By Msgr. Joseph P. Calise
THE SECOND READING from St. Paul to the Philippians begins with the words, “Rejoice in the Lord always.”
These words are also the entrance antiphon for Mass today and give this day the name, “Gaudete Sunday” (The verse in Latin is “Gaudete in Domino semper”). This may seem like an interesting bit of trivia but in fact, it gives this Sunday its special character.
Traditionally Advent, like Lent, is a time of preparation, a time of penance before the celebration of a major truth of our faith (obviously Advent prepares us for Christmas as Lent prepares us for Easter). Much of the penitential aspect of this season is lost amid all the hustle and bustle and joy of Christmas preparations. It is hard to think about penance while writing out Christmas cards and leaving wish lists for Santa.
Yet, like all children hoping to find something other than coal under the Christmas tree, we also know that we better be sure our name is on the nice – and not the naughty – list. There is much to rejoice about in this season, but there is also a message of great challenge to share in the joy.
This is certainly seen in the Gospel. The Gospel ends with the words, “He (John the Baptist) preached good news to the people.”
Penance Amid Joy
When we read the whole Gospel passage, however, that good news is the promise that One mightier than John is coming: One who would baptize with the Holy Spirit and fire, who would not only gather the wheat into his barn, but also throw the chaff into unquenchable fire.
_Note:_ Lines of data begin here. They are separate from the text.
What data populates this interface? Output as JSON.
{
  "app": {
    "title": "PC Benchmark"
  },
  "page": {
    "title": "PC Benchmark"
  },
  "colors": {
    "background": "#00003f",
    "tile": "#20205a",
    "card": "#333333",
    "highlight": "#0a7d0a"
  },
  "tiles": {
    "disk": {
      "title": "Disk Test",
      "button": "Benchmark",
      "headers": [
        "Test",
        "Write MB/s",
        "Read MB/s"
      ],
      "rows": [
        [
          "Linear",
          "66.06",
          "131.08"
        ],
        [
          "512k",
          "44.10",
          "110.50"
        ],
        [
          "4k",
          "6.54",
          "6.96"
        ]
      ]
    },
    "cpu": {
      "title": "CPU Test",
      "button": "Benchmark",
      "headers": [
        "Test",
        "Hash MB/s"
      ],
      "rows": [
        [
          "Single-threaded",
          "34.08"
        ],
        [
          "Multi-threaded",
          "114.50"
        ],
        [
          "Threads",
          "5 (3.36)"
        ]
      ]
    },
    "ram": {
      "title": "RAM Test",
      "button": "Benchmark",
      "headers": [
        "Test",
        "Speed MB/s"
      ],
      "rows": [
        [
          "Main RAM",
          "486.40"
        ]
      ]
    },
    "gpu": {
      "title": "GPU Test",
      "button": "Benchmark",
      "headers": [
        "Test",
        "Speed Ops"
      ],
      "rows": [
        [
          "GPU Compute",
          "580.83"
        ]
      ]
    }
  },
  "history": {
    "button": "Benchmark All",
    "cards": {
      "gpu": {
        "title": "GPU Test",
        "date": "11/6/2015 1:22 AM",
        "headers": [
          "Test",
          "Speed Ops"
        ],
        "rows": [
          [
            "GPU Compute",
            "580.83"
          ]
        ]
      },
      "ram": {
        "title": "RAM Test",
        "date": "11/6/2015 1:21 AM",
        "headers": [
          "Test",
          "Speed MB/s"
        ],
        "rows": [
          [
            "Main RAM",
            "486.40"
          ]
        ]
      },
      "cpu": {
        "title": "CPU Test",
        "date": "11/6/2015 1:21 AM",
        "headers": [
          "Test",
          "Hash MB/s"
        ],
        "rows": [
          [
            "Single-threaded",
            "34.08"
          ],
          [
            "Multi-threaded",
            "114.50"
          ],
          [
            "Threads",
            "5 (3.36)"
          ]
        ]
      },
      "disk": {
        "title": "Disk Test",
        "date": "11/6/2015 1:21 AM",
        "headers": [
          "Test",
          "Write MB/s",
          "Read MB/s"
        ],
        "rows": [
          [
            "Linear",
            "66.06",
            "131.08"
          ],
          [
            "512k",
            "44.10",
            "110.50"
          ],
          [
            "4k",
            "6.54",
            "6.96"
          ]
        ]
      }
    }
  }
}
With an intentional precision, John told each group what they had to do to prepare for that arrival: the crowds had to share with the poor, tax collectors had to stop collecting more than was fair and soldiers were called to act justly.
They were invited to enter into an examination of conscience and change of behavior to better prepare for this arrival. This is the good news.
To quote a hero of my childhood, Grumpy Smurf, “What’s so good about it?” It could be challenging and difficult.
Expectation and Commemoration
So, what is so good about this good news? Although the abiding spirit of the Scriptures today is the expectation that something wonderful is about to happen, they also remind us that we are commemorating something wonderful that has already taken place.
The prophet Zephaniah tells his people twice that the Lord, God is already in their midst. St. Paul encourages the Philippians to have no anxiety because the Lord is near.
The Church reminds us today that even though there is a penitential dimension to Advent, Christ has already been born in time, suffered, died, rose and is now seated at the Father’s right. He sent us the Spirit to help us as we prepare for the fulfillment of His promise to return.
The promise at the heart of our expectation is that Christ will come again. The good news is that He gives us day by day the grace we need to live, ready to meet Him again, face to face.
Advent reminds us that God keeps His promises and invites us to open our hearts to the grace He gives to welcome Him joyfully.
Readings for the Third Sunday of Advent
Zephaniah 3: 14-18a
Isaiah 12: 2-3, 4, 5-6
Philippians 4: 4-7
Luke 3: 10-18
Msgr. Calise is the pastor of St. Stanislaus Kostka and Transfiguration parish, Maspeth.